Scalable, Adaptive, and Resilient Autonomy (SARA)

Objective

Future Army forces will need to conduct cross-domain maneuver (CDM) and at times, operate semi-independently, disbursed, and while communications and infrastructure such as GPS are disrupted or denied. Robotics and Autonomous Systems (RAS) will play a key role in expanding the operational reach, situational awareness, and effectiveness of maneuver forces in CDM.

The U.S. Army Combat Capabilities Development Command (DEVCOM) Army Research Laboratory (ARL) is focused on developing fundamental understanding and informing the art-of-the-possible for warfighter concepts through research to greatly improve air and ground based autonomous vehicle perception, learning, reasoning, communication, navigation, and physical capabilities to augment and increase the freedom of maneuver in complex and contested environments.

The Scalable, Adaptive, and Resilient Autonomy (SARA) program is focused on developing and experimentally accelerating emerging research in autonomous mobility and maneuverability, scalable heterogeneous and collaborative behaviors, and human agent teaming to realize adaptive and resilient Intelligent Systems that can reason about the environment, work in distributed and collaborative heterogeneous teams, and make op-tempo decisions to enable Autonomous Maneuver in complex and contested environments.

Contact Information

ARL Collaborative Alliance Manager:
Eric Spero
Office: 410-278-8743
Mobile: 240-687-7334
eric.spero.civ@mail.mil

Important Documents

Important Dates

  • Opportunity released 15 January 2019
  • Opportunity Webinar 24 January 2020
  • Deadline for Questions on Funding Opportunity 31 January 2020
  • Proposals due for Cycle 1 14 February 2020
  • Cycle 1 Awards April 2020 (Expected)

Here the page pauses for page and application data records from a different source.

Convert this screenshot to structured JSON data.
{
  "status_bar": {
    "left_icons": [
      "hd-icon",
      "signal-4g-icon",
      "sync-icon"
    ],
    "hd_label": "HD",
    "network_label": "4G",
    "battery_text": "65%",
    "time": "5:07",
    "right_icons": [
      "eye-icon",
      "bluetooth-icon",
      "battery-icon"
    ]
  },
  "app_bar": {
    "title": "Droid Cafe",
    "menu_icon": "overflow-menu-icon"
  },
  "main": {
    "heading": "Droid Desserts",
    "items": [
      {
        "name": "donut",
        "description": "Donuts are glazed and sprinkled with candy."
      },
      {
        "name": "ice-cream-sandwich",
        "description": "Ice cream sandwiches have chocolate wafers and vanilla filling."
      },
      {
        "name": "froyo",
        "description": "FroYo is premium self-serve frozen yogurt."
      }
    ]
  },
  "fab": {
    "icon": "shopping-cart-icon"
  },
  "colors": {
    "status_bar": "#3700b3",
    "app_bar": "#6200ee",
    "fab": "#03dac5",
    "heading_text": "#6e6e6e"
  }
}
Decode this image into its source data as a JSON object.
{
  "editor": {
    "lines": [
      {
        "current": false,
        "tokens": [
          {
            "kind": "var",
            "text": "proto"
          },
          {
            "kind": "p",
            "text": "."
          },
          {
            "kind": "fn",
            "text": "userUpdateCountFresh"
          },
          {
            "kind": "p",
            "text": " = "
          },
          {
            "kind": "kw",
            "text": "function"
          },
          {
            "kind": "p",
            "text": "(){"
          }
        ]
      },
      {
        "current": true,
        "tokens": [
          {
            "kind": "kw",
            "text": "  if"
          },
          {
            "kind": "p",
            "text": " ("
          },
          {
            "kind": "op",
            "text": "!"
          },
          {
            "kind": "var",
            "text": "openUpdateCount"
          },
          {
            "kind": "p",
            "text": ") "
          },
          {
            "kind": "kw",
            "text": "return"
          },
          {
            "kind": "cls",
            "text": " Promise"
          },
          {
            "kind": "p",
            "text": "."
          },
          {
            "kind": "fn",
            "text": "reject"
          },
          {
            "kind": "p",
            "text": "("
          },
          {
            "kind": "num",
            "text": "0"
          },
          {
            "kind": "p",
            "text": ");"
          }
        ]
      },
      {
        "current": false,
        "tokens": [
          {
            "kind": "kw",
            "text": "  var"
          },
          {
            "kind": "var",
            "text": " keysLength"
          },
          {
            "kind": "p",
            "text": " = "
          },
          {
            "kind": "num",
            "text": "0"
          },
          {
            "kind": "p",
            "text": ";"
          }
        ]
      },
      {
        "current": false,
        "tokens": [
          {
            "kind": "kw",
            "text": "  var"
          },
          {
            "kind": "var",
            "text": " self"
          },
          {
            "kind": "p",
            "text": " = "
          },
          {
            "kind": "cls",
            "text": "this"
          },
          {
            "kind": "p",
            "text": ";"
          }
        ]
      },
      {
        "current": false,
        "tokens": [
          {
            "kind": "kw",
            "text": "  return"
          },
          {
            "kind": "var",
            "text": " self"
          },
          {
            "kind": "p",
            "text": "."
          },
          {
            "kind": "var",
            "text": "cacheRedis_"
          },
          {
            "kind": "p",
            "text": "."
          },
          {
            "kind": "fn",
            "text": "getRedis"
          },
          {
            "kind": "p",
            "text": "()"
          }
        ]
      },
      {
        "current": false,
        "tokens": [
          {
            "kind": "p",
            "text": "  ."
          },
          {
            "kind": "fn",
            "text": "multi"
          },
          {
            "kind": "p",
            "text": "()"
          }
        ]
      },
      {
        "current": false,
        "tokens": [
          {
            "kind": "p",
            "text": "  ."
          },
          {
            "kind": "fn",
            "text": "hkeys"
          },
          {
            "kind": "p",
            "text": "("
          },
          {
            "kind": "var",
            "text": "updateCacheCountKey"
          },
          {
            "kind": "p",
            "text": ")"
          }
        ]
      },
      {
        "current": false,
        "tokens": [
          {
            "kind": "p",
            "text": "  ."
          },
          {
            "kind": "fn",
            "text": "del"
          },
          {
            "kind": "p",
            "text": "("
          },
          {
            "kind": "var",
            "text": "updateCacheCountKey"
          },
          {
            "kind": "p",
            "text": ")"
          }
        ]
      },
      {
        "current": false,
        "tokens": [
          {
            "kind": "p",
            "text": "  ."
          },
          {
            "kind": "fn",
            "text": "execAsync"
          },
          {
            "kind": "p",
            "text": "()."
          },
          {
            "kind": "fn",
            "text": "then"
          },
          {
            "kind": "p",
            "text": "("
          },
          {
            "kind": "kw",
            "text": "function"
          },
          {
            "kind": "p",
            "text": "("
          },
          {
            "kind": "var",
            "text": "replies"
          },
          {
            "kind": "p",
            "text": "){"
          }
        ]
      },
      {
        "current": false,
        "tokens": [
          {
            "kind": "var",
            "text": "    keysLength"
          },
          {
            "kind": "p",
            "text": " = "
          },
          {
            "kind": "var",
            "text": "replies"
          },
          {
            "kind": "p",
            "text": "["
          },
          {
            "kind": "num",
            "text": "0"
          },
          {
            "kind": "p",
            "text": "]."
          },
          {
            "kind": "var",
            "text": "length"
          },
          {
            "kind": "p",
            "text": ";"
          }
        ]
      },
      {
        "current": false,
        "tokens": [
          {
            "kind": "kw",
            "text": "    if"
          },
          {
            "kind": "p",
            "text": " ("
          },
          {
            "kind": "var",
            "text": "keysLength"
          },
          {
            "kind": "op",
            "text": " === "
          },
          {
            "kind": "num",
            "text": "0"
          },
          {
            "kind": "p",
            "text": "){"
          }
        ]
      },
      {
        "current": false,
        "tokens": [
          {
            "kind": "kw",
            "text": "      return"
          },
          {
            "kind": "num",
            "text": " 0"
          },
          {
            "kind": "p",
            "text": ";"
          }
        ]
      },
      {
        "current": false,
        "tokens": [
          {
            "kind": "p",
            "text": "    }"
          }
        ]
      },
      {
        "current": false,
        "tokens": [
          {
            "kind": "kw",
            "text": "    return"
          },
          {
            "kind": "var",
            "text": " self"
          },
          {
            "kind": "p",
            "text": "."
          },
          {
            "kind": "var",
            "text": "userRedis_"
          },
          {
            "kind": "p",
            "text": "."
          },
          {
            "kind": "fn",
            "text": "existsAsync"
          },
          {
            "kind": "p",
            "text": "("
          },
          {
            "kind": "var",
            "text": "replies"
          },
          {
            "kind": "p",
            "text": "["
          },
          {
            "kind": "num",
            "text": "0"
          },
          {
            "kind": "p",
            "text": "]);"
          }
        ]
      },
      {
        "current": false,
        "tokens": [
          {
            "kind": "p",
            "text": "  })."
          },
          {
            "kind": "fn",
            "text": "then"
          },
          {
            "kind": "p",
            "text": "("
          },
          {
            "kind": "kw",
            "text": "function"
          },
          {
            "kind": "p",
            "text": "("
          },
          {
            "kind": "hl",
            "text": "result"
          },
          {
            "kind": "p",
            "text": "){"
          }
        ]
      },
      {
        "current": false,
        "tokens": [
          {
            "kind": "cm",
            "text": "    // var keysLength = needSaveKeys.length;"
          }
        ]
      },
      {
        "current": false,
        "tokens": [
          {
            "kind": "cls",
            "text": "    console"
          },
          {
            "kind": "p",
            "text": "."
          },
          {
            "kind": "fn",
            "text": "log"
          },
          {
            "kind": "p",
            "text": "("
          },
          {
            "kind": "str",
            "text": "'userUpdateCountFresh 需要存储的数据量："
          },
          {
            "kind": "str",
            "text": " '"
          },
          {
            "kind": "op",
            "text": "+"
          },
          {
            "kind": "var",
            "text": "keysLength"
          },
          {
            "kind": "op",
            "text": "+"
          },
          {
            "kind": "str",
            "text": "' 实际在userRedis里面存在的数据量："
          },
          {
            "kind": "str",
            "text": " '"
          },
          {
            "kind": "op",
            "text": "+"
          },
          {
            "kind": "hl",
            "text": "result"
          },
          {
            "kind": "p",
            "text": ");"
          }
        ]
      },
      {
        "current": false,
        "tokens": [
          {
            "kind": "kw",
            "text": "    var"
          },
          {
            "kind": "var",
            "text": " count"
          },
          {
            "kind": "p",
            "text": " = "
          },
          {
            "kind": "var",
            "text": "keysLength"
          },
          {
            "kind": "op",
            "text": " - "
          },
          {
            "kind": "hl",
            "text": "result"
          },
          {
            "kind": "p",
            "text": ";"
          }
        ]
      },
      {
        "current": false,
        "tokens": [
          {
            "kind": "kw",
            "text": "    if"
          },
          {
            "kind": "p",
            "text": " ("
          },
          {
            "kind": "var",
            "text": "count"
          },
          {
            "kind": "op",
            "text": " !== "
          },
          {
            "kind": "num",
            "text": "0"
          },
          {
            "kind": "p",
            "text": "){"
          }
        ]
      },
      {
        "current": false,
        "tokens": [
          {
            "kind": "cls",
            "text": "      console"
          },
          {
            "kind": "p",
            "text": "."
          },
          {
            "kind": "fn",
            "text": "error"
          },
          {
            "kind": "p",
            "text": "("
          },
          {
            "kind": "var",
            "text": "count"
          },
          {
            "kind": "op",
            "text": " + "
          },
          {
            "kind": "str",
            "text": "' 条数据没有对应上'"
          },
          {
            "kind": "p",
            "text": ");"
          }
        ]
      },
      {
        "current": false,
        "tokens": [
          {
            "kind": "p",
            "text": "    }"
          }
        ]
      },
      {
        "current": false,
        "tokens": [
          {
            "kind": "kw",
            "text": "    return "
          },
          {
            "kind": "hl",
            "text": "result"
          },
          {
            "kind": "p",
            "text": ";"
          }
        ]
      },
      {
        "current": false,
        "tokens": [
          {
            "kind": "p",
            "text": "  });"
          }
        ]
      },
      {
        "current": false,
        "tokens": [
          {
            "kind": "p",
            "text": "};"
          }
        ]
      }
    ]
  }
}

SARA Cycle 1: Information and Updates: The SARA program will consist of a series of technology sprint topics executed in annual program cycles. Each topic will be focused on addressing a different scientific area within the scope of the broad research aims of the SARA program. Each topic will be carefully chosen based on both program achievements from the previous year, on scientific and technological advancements by the broader research community, and in a way to systematically converge on the specific long-term SARA program goals. The SARA Cycle 1 Technology Sprint Topic is “Off-Road Autonomous Maneuver.” Within “Off-Road Autonomous Maneuver,” there are three sub-topic areas of interest as described below.

Sub-topic #1: Off-road autonomous “GROUND” maneuver:  Army RAS will need to operate in environments much more complex, unstructured, and with less infrastructure than what is currently being developed for commercial applications such as driverless cars. Future Army autonomous ground systems such as the Robotic Combat Vehicle will need to traverse complex off-road environments with limited previous knowledge of the environment, human interventions, or external supporting infrastructure. In order to demonstrate the necessary robustness to unknowns and resiliency in complex environments, significant advancements in algorithms for autonomous navigation in perception, learning, reasoning, decision making, and adaptive planning will be required. Sprint sub-topic area #1 is focused on how to increase the operational tempo and mobility of autonomous ground systems to traverse increasingly complex off-road environments.

Sub-topic #2: Autonomous “AERIAL” maneuver through off-road environments: Future ground autonomous vehicles will not operate in isolation, they will be teamed with other ground robotics, small and large unmanned aerial systems, and with dismounted and mounted Soldiers.  Sub-topic area #2 begins to explore how to increase the operational tempo and mobility of aerial autonomous systems to navigate increasingly complex off-road environments such as forest roads, along field edges, and above, through, and under canopy forested environments in order to support ground platforms and dismounted Soldiers. Addressing this sub-topic area will require significant advancements in algorithms for autonomous navigation in perception, learning, reasoning, decision making, and adaptive planning to succeed. UAS may carry a diversity of computers, sensors, radios, and other payloads. Hardware designs may implement possibly well-known methods but particular consideration must be given to the low size, weight, and power requirements concomitant with small unmanned aerial systems. Sprint sub-topic area #2 is focused on how to increase the operational tempo and mobility of autonomous aerial systems to traverse increasingly complex off-road forested environments.

Sub-topic #3: Large scale heterogeneous autonomous systems experimentation: Software infrastructure to orchestrate and manage large-scale air-ground collaborative experiments. Even single agent experiments increasingly employ highly complex software systems requiring management of execution, runtime monitoring, configuration, and version-control and validation of emergency stop functionality and other safety measures. Replicating these complexities across large-scale multi-agent experiments, including concerns such as vehicle deployment and battery management, only compounds the challenge and deters reproducible experiments.

For full program opportunity details, click the Program Announcement.